■ **EXERCISE OBJECTIVE**
Search the entries below. Return every line that has "Ctrl" in it.

■ **PROVIDED DATA**
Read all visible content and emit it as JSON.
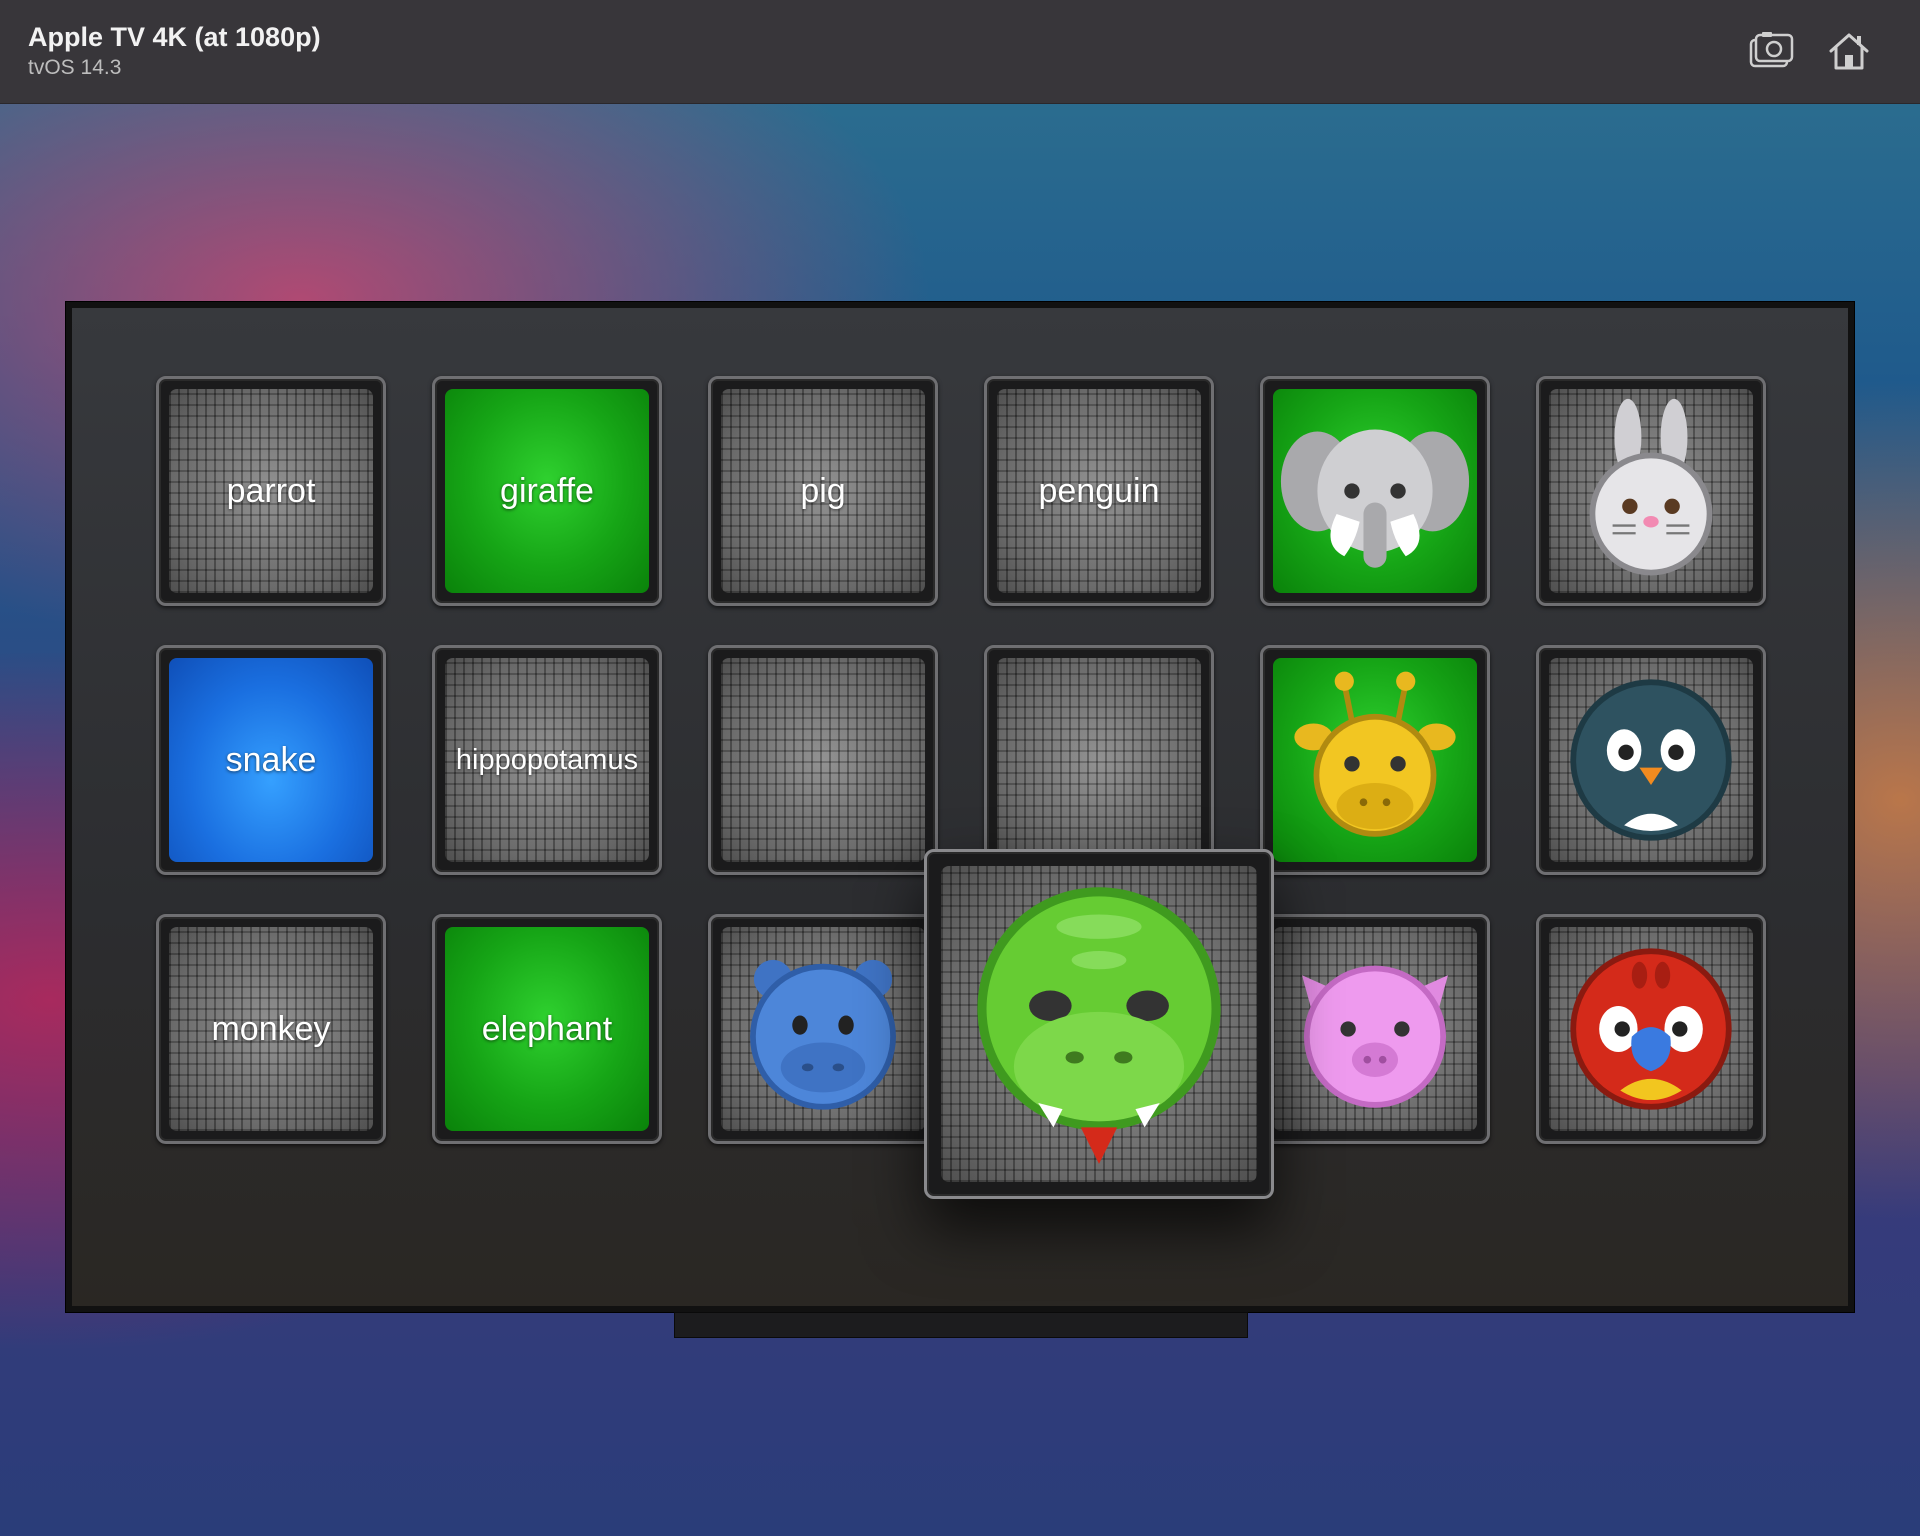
{
  "window": {
    "title": "Apple TV 4K (at 1080p)",
    "subtitle": "tvOS 14.3",
    "screenshot_icon": "camera-icon",
    "home_icon": "home-icon"
  },
  "board": {
    "tiles": [
      {
        "label": "parrot",
        "style": "gray"
      },
      {
        "label": "giraffe",
        "style": "green"
      },
      {
        "label": "pig",
        "style": "gray"
      },
      {
        "label": "penguin",
        "style": "gray"
      },
      {
        "animal": "elephant-icon",
        "style": "green"
      },
      {
        "animal": "rabbit-icon",
        "style": "gray"
      },
      {
        "label": "snake",
        "style": "blue"
      },
      {
        "label": "hippopotamus",
        "style": "gray"
      },
      {
        "label": "",
        "style": "gray"
      },
      {
        "label": "",
        "style": "gray"
      },
      {
        "animal": "giraffe-icon",
        "style": "green"
      },
      {
        "animal": "penguin-icon",
        "style": "gray"
      },
      {
        "label": "monkey",
        "style": "gray"
      },
      {
        "label": "elephant",
        "style": "green"
      },
      {
        "animal": "hippopotamus-icon",
        "style": "gray"
      },
      {
        "animal": "snake-icon",
        "style": "gray",
        "focused": true
      },
      {
        "animal": "pig-icon",
        "style": "gray"
      },
      {
        "animal": "parrot-icon",
        "style": "gray"
      }
    ]
  },
  "colors": {
    "match_green": "#16a516",
    "selected_blue": "#1a6fe0",
    "titlebar": "#38363a"
  }
}
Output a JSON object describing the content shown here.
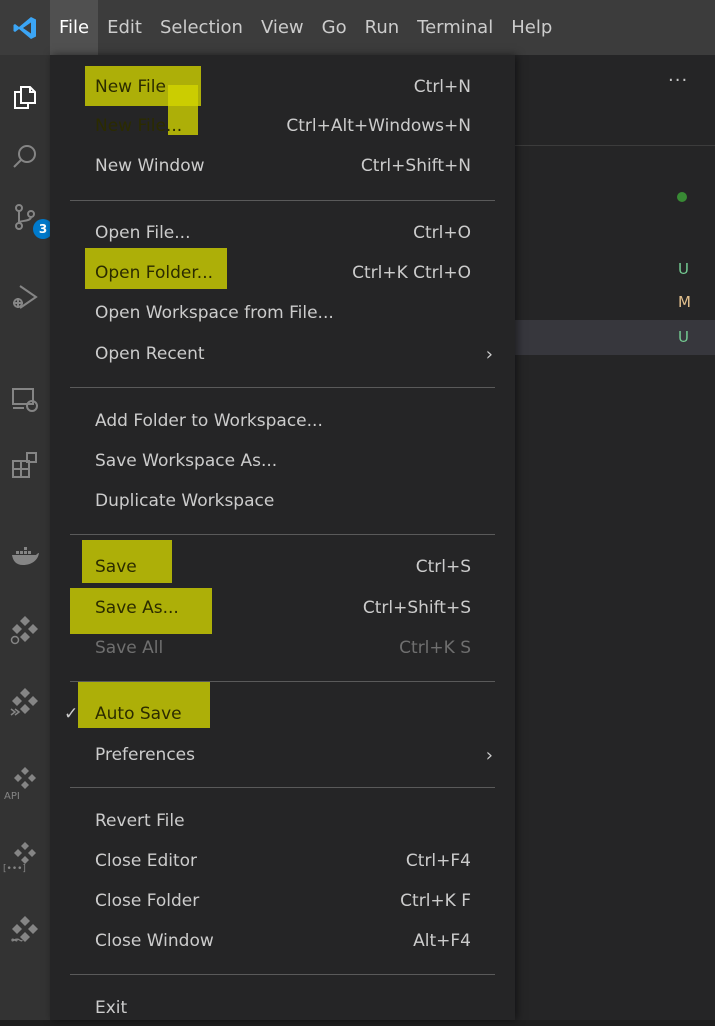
{
  "menubar": {
    "items": [
      "File",
      "Edit",
      "Selection",
      "View",
      "Go",
      "Run",
      "Terminal",
      "Help"
    ],
    "active": "File"
  },
  "activity": {
    "source_control_badge": "3",
    "api_label": "API",
    "brackets_label": "[•••]"
  },
  "sidebar": {
    "more": "···",
    "status_u1": "U",
    "status_m": "M",
    "status_u2": "U"
  },
  "file_menu": {
    "items": [
      {
        "label": "New File",
        "shortcut": "Ctrl+N"
      },
      {
        "label": "New File...",
        "shortcut": "Ctrl+Alt+Windows+N"
      },
      {
        "label": "New Window",
        "shortcut": "Ctrl+Shift+N"
      },
      {
        "label": "Open File...",
        "shortcut": "Ctrl+O"
      },
      {
        "label": "Open Folder...",
        "shortcut": "Ctrl+K Ctrl+O"
      },
      {
        "label": "Open Workspace from File...",
        "shortcut": ""
      },
      {
        "label": "Open Recent",
        "shortcut": ""
      },
      {
        "label": "Add Folder to Workspace...",
        "shortcut": ""
      },
      {
        "label": "Save Workspace As...",
        "shortcut": ""
      },
      {
        "label": "Duplicate Workspace",
        "shortcut": ""
      },
      {
        "label": "Save",
        "shortcut": "Ctrl+S"
      },
      {
        "label": "Save As...",
        "shortcut": "Ctrl+Shift+S"
      },
      {
        "label": "Save All",
        "shortcut": "Ctrl+K S"
      },
      {
        "label": "Auto Save",
        "shortcut": ""
      },
      {
        "label": "Preferences",
        "shortcut": ""
      },
      {
        "label": "Revert File",
        "shortcut": ""
      },
      {
        "label": "Close Editor",
        "shortcut": "Ctrl+F4"
      },
      {
        "label": "Close Folder",
        "shortcut": "Ctrl+K F"
      },
      {
        "label": "Close Window",
        "shortcut": "Alt+F4"
      },
      {
        "label": "Exit",
        "shortcut": ""
      }
    ],
    "auto_save_checked": true,
    "submenu_arrow": "›",
    "check_mark": "✓"
  },
  "colors": {
    "menubar": "#3c3c3c",
    "menu_bg": "#252526",
    "highlight": "#d4d600",
    "git_untracked": "#73c991",
    "git_modified": "#e2c08d",
    "badge": "#007acc"
  }
}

■ **ANSWER TO THIS EXERCISE**
        "shortcut": "Ctrl+N"
        "shortcut": "Ctrl+Alt+Windows+N"
        "shortcut": "Ctrl+Shift+N"
        "shortcut": "Ctrl+O"
        "shortcut": "Ctrl+K Ctrl+O"
        "shortcut": "Ctrl+S"
        "shortcut": "Ctrl+Shift+S"
        "shortcut": "Ctrl+K S"
        "shortcut": "Ctrl+F4"
        "shortcut": "Ctrl+K F"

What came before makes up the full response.